25 The part fingerprinter Patrick James Durham wasn’t asked to play in the Somerton Man case.
A Royal Marine, deserter, wanted man, Australian Soldier, Gallipoli veteran, injured Prisoner of War and then South Australian
Police expert and a gentleman!
Durham was born in 1889 in Warrington, an industrial town in the north west of England, the oldest son of a brewery labourer and who later became one of Australia’s best known fingerprint experts and was described in the Adelaide press as being regarded as the most capable finger print expert in the country.
South Australian Police Historical Society – Information supplied by Michael Sherrington, Durham’s great nephew in the UK. (link)
On the 14th of January 1949, six weeks after the Somerton Man’s body was found, Detective Sergeant Leane examined a suitcase left unclaimed at Adelaide Railway Station and after taking several items back to his office to be mounted and photographed (pic) he waited until January 19th before taking possession of the suitcase and its contents for examination.

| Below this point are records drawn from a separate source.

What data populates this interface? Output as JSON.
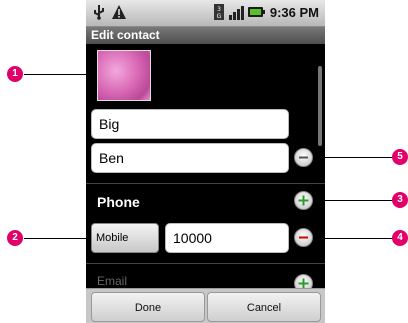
{
  "status": {
    "time": "9:36 PM",
    "icons": [
      "usb-icon",
      "warning-icon",
      "3g-icon",
      "signal-icon",
      "battery-icon"
    ]
  },
  "title": "Edit contact",
  "fields": {
    "first_name": "Big",
    "last_name": "Ben"
  },
  "phone": {
    "section_label": "Phone",
    "type_label": "Mobile",
    "number": "10000"
  },
  "email": {
    "section_label": "Email"
  },
  "buttons": {
    "done": "Done",
    "cancel": "Cancel"
  },
  "callouts": [
    "1",
    "2",
    "3",
    "4",
    "5"
  ],
  "colors": {
    "callout": "#e1006a",
    "add": "#2e9a2e",
    "remove": "#d40000"
  }
}
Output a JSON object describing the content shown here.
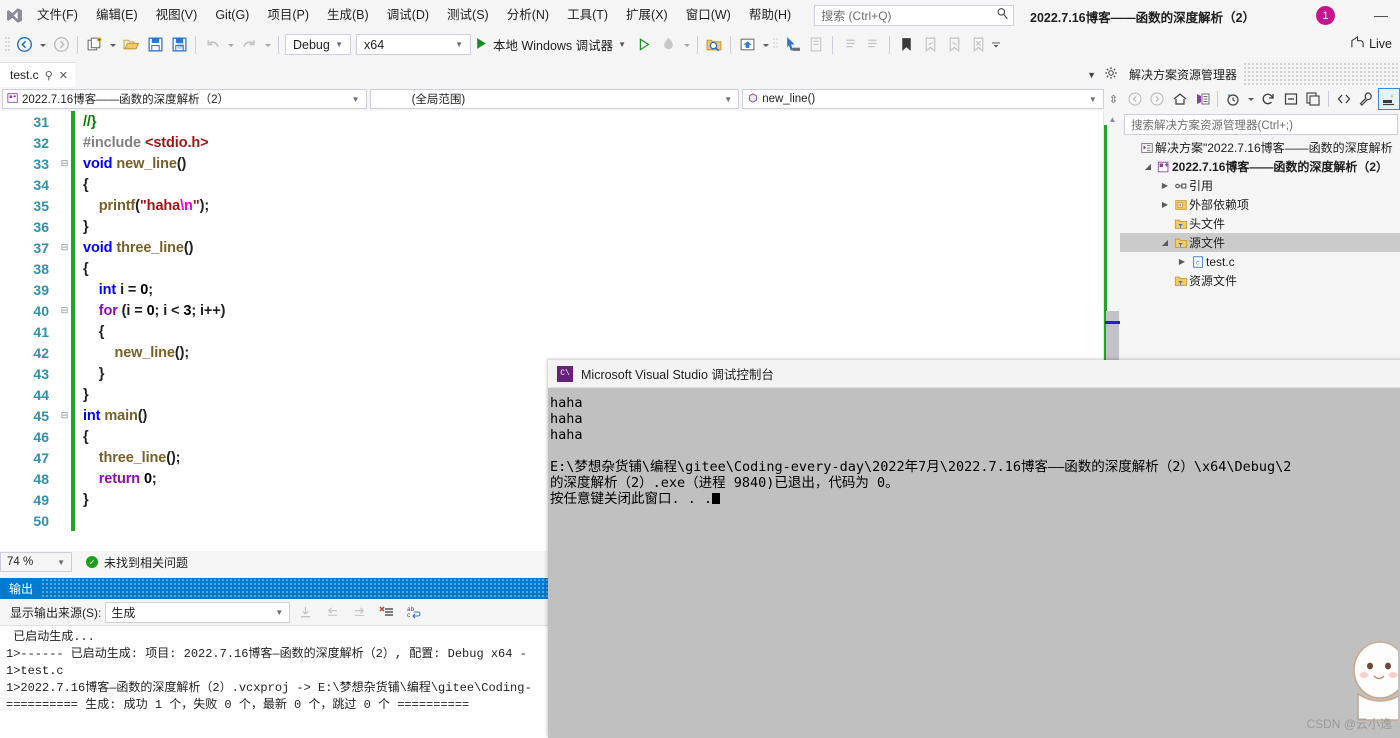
{
  "window": {
    "title": "2022.7.16博客——函数的深度解析（2）",
    "avatar_badge": "1",
    "minimize_label": "—",
    "live_share_label": "Live"
  },
  "menu": {
    "items": [
      {
        "label": "文件(F)",
        "name": "menu-file"
      },
      {
        "label": "编辑(E)",
        "name": "menu-edit"
      },
      {
        "label": "视图(V)",
        "name": "menu-view"
      },
      {
        "label": "Git(G)",
        "name": "menu-git"
      },
      {
        "label": "项目(P)",
        "name": "menu-project"
      },
      {
        "label": "生成(B)",
        "name": "menu-build"
      },
      {
        "label": "调试(D)",
        "name": "menu-debug"
      },
      {
        "label": "测试(S)",
        "name": "menu-test"
      },
      {
        "label": "分析(N)",
        "name": "menu-analyze"
      },
      {
        "label": "工具(T)",
        "name": "menu-tools"
      },
      {
        "label": "扩展(X)",
        "name": "menu-extensions"
      },
      {
        "label": "窗口(W)",
        "name": "menu-window"
      },
      {
        "label": "帮助(H)",
        "name": "menu-help"
      }
    ]
  },
  "search": {
    "placeholder": "搜索 (Ctrl+Q)",
    "icon": "search-icon"
  },
  "toolbar": {
    "config_value": "Debug",
    "platform_value": "x64",
    "run_label": "本地 Windows 调试器"
  },
  "editor": {
    "tab_label": "test.c",
    "tab_pin": "⚲",
    "tab_close": "✕",
    "nav_project": "2022.7.16博客——函数的深度解析（2）",
    "nav_scope": "(全局范围)",
    "nav_member": "new_line()",
    "zoom_level": "74 %",
    "issue_status": "未找到相关问题",
    "lines": [
      {
        "n": "31",
        "fold": "",
        "tokens": [
          {
            "t": "//}",
            "c": "cmt"
          }
        ],
        "indent": 0
      },
      {
        "n": "32",
        "fold": "",
        "tokens": [
          {
            "t": "#include ",
            "c": "pp"
          },
          {
            "t": "<stdio.h>",
            "c": "inc"
          }
        ],
        "indent": 0
      },
      {
        "n": "33",
        "fold": "−",
        "tokens": [
          {
            "t": "void",
            "c": "kw"
          },
          {
            "t": " ",
            "c": "pl"
          },
          {
            "t": "new_line",
            "c": "fn"
          },
          {
            "t": "()",
            "c": "pl"
          }
        ],
        "indent": 0
      },
      {
        "n": "34",
        "fold": "",
        "tokens": [
          {
            "t": "{",
            "c": "pl"
          }
        ],
        "indent": 0
      },
      {
        "n": "35",
        "fold": "",
        "tokens": [
          {
            "t": "    ",
            "c": "pl"
          },
          {
            "t": "printf",
            "c": "fn"
          },
          {
            "t": "(",
            "c": "pl"
          },
          {
            "t": "\"haha",
            "c": "str"
          },
          {
            "t": "\\n",
            "c": "esc"
          },
          {
            "t": "\"",
            "c": "str"
          },
          {
            "t": ");",
            "c": "pl"
          }
        ],
        "indent": 1
      },
      {
        "n": "36",
        "fold": "",
        "tokens": [
          {
            "t": "}",
            "c": "pl"
          }
        ],
        "indent": 0
      },
      {
        "n": "37",
        "fold": "−",
        "tokens": [
          {
            "t": "void",
            "c": "kw"
          },
          {
            "t": " ",
            "c": "pl"
          },
          {
            "t": "three_line",
            "c": "fn"
          },
          {
            "t": "()",
            "c": "pl"
          }
        ],
        "indent": 0
      },
      {
        "n": "38",
        "fold": "",
        "tokens": [
          {
            "t": "{",
            "c": "pl"
          }
        ],
        "indent": 0
      },
      {
        "n": "39",
        "fold": "",
        "tokens": [
          {
            "t": "    ",
            "c": "pl"
          },
          {
            "t": "int",
            "c": "kw"
          },
          {
            "t": " i = ",
            "c": "pl"
          },
          {
            "t": "0",
            "c": "num"
          },
          {
            "t": ";",
            "c": "pl"
          }
        ],
        "indent": 1
      },
      {
        "n": "40",
        "fold": "−",
        "tokens": [
          {
            "t": "    ",
            "c": "pl"
          },
          {
            "t": "for",
            "c": "kw2"
          },
          {
            "t": " (i = ",
            "c": "pl"
          },
          {
            "t": "0",
            "c": "num"
          },
          {
            "t": "; i < ",
            "c": "pl"
          },
          {
            "t": "3",
            "c": "num"
          },
          {
            "t": "; i++)",
            "c": "pl"
          }
        ],
        "indent": 1
      },
      {
        "n": "41",
        "fold": "",
        "tokens": [
          {
            "t": "    {",
            "c": "pl"
          }
        ],
        "indent": 1
      },
      {
        "n": "42",
        "fold": "",
        "tokens": [
          {
            "t": "        ",
            "c": "pl"
          },
          {
            "t": "new_line",
            "c": "fn"
          },
          {
            "t": "();",
            "c": "pl"
          }
        ],
        "indent": 2
      },
      {
        "n": "43",
        "fold": "",
        "tokens": [
          {
            "t": "    }",
            "c": "pl"
          }
        ],
        "indent": 1
      },
      {
        "n": "44",
        "fold": "",
        "tokens": [
          {
            "t": "}",
            "c": "pl"
          }
        ],
        "indent": 0
      },
      {
        "n": "45",
        "fold": "−",
        "tokens": [
          {
            "t": "int",
            "c": "kw"
          },
          {
            "t": " ",
            "c": "pl"
          },
          {
            "t": "main",
            "c": "fn"
          },
          {
            "t": "()",
            "c": "pl"
          }
        ],
        "indent": 0
      },
      {
        "n": "46",
        "fold": "",
        "tokens": [
          {
            "t": "{",
            "c": "pl"
          }
        ],
        "indent": 0
      },
      {
        "n": "47",
        "fold": "",
        "tokens": [
          {
            "t": "    ",
            "c": "pl"
          },
          {
            "t": "three_line",
            "c": "fn"
          },
          {
            "t": "();",
            "c": "pl"
          }
        ],
        "indent": 1
      },
      {
        "n": "48",
        "fold": "",
        "tokens": [
          {
            "t": "    ",
            "c": "pl"
          },
          {
            "t": "return",
            "c": "kw2"
          },
          {
            "t": " ",
            "c": "pl"
          },
          {
            "t": "0",
            "c": "num"
          },
          {
            "t": ";",
            "c": "pl"
          }
        ],
        "indent": 1
      },
      {
        "n": "49",
        "fold": "",
        "tokens": [
          {
            "t": "}",
            "c": "pl"
          }
        ],
        "indent": 0
      },
      {
        "n": "50",
        "fold": "",
        "tokens": [],
        "indent": 0
      }
    ]
  },
  "output_panel": {
    "title": "输出",
    "source_label": "显示输出来源(S):",
    "source_value": "生成",
    "lines": [
      " 已启动生成...",
      "1>------ 已启动生成: 项目: 2022.7.16博客—函数的深度解析（2）, 配置: Debug x64 -",
      "1>test.c",
      "1>2022.7.16博客—函数的深度解析（2）.vcxproj -> E:\\梦想杂货铺\\编程\\gitee\\Coding-",
      "========== 生成: 成功 1 个，失败 0 个，最新 0 个，跳过 0 个 =========="
    ]
  },
  "solution_explorer": {
    "title": "解决方案资源管理器",
    "search_placeholder": "搜索解决方案资源管理器(Ctrl+;)",
    "tree": [
      {
        "indent": 0,
        "arrow": "",
        "icon": "solution-icon",
        "label": "解决方案\"2022.7.16博客——函数的深度解析",
        "bold": false,
        "selected": false,
        "name": "tree-item-solution"
      },
      {
        "indent": 1,
        "arrow": "▲",
        "icon": "project-icon",
        "label": "2022.7.16博客——函数的深度解析（2）",
        "bold": true,
        "selected": false,
        "name": "tree-item-project"
      },
      {
        "indent": 2,
        "arrow": "▶",
        "icon": "references-icon",
        "label": "引用",
        "bold": false,
        "selected": false,
        "name": "tree-item-references"
      },
      {
        "indent": 2,
        "arrow": "▶",
        "icon": "external-deps-icon",
        "label": "外部依赖项",
        "bold": false,
        "selected": false,
        "name": "tree-item-external-dependencies"
      },
      {
        "indent": 2,
        "arrow": "",
        "icon": "folder-filter-icon",
        "label": "头文件",
        "bold": false,
        "selected": false,
        "name": "tree-item-header-files"
      },
      {
        "indent": 2,
        "arrow": "▲",
        "icon": "folder-filter-icon",
        "label": "源文件",
        "bold": false,
        "selected": true,
        "name": "tree-item-source-files"
      },
      {
        "indent": 3,
        "arrow": "▶",
        "icon": "c-file-icon",
        "label": "test.c",
        "bold": false,
        "selected": false,
        "name": "tree-item-test-c"
      },
      {
        "indent": 2,
        "arrow": "",
        "icon": "folder-filter-icon",
        "label": "资源文件",
        "bold": false,
        "selected": false,
        "name": "tree-item-resource-files"
      }
    ]
  },
  "console": {
    "title": "Microsoft Visual Studio 调试控制台",
    "icon_label": "C\\",
    "lines": [
      "haha",
      "haha",
      "haha",
      "",
      "E:\\梦想杂货铺\\编程\\gitee\\Coding-every-day\\2022年7月\\2022.7.16博客——函数的深度解析（2）\\x64\\Debug\\2",
      "的深度解析（2）.exe（进程 9840)已退出，代码为 0。",
      "按任意键关闭此窗口. . ."
    ]
  },
  "watermark": {
    "text": "CSDN @云小逸"
  },
  "colors": {
    "accent_blue": "#007acc",
    "change_bar_green": "#23a32a",
    "keyword_blue": "#0000ff",
    "string_red": "#a31515",
    "comment_green": "#008000",
    "function_brown": "#795e26",
    "avatar_magenta": "#c6168d"
  }
}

“At some stage Leane gave the property to Professor John Cleland of the University of Adelaide.” Feltus.
Cleland didn’t get back to DS Leane until mid April when he informed him that he had found the Tamam Shud slip in the fob pocket of the trousers worn on the body and the assumption is he told Leane at the same time that a microscopic examination of the commonly used Barbour thread, as shown above, was found to be identical to the thread used in repairs made to the deceased’s clothing.
This was the sole basis used by the police in proving the suitcase and its contents belonged to the Somerton Man.
The following is a list of certain articles found in the suitcase:
One knife in a sheath. One scissors in a sheath. One stencil brush. One cigarette lighter. One razor. One razor strop. One small screwdriver. Six pencils. One toothbrush. One glass dish. One soap dish. One can of Kiwi boot polish.
It appears that at no stage of the investigation was Jimmy Durham asked to fingerprint any of these articles despite his well known ability to lift prints from almost any surface and despite that the articles listed would have held prints clearly and that he would have quickly come up with a clear, unambiguous result well before Clenand completed his long delayed, microscopic examination of the threads. And it’s not as if Durham wasn’t available at the time as he was asked to take a set of fingerprints off the body.
Just as confounding was what wasn’t found in the suitcase: spare socks, a brush used for applying the polish to his shoes and a polishing cloth to raise their shine.
It’s been said often that proof the suitcase and its contents belonged to the Somerton Man hangs by a thread and that’s not an exaggeration by any means. But it didn’t have to be that way.
Down to you, RC .. legend.
Probably simple answer is that none of the items in the suitcase had any fingerprints that were compatible to the SM’s fingerprints. And, I’m sure the authorities knew that at that time.
How would they have known?
Possible that the authorities were responsible for the contents of the suitcase in the first place?
It would seem that way, Clive, and whoever they were had the governmental seniority to dictate certain aspects of the police investigation. However, to do so would mean a certain amount of confidentiality was necessary, in other words, look at the copper who ran the show.